Starting a new job is like the first day of school. It’s scary. Who will I have lunch with? How do I make copies and get reimbursed for expenses? Who do I need a good working relationship with? Starting a new job virtually is even more challenging. Who are these people I work with, and how do I reach them?
We need to help new employees acclimate to people and processes, and this introduction increases tenfold when starting a job virtually.
“People leave managers not jobs” is an old phrase. I’ll widen the net a bit – people leave companies, not jobs. People unhappy at one company often take a similar job at a different company. They like being an accountant, auditor, marketing manager, they just didn’t like working for __________ (fill in the blank) at __________ (fill in the blank).
Here are six practices for helping new, virtual employees acclimate and feel at home quickly:
1. Focus on relationships first and workplace goals second.
I onboard all new employees – virtual or in-person – with a handful of Team Building and Manage People Candor Questions. My first meeting with employees has nothing to do with goals or objectives. Instead, we talk about working-style preferences and pet peeves. We get to know each other and build trust. As Stephen Covey said in his book the Seven Habits of Highly Effective People, “Deposit into the emotional bank account.” And as William Ury said in his book on negotiation, Getting to Yes, “Go slow to go fast.”
2. Make it safe and easy to ask questions.
Few people like to admit they don’t know something. I’d rather have my new employees pick up the phone or email me with a question than spend 60-minutes of frustration searching for an answer.
Ask, “What questions do you have” each time you meet and wait longer than you think you should for the answer. People always have questions. Make room for them to ask.
3. Have multiple people train new employees.
Training a new employee develops the person doing the training and builds immediate relationships.
4. Set up a system for people to ‘interview’ others throughout the organization – a virtual meet and greet of sorts.
It’s crucial for new employees to understand what their colleagues do, too.
5. Have team meetings on video.
I know, I know, people are tired of video meetings. Make them short, sweet, and consistent.
6. Meet one-on-one weekly with new employees.
I suggest weekly meetings for at least the first six months, and protect the meeting time. If one-on-one’s with employees get cancelled, reschedule immediately. Cancelling meetings with direct reports without rescheduling sends the message that the direct report isn’t important.
Working with people virtually isn’t that different from working with people in person.
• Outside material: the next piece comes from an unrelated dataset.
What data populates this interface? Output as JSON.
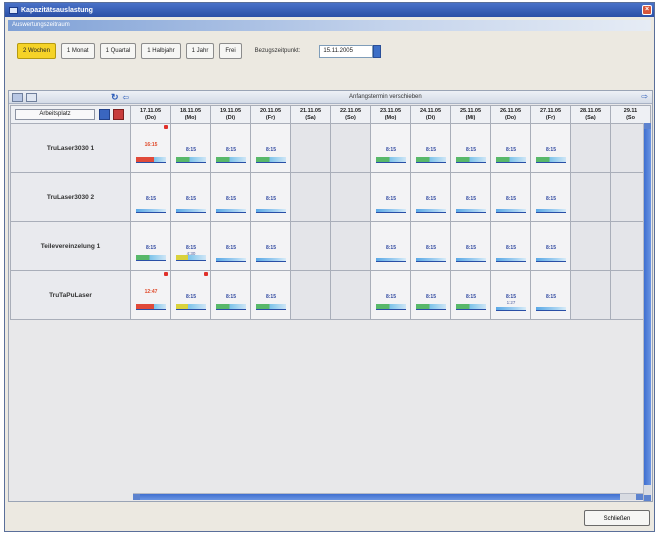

Pick up the phone. Use video. Talk with people weekly. Ask questions. Wait for answers. Make sure new employees ‘meet’ and are exposed to a lot of people throughout the organization. People leave companies, not jobs.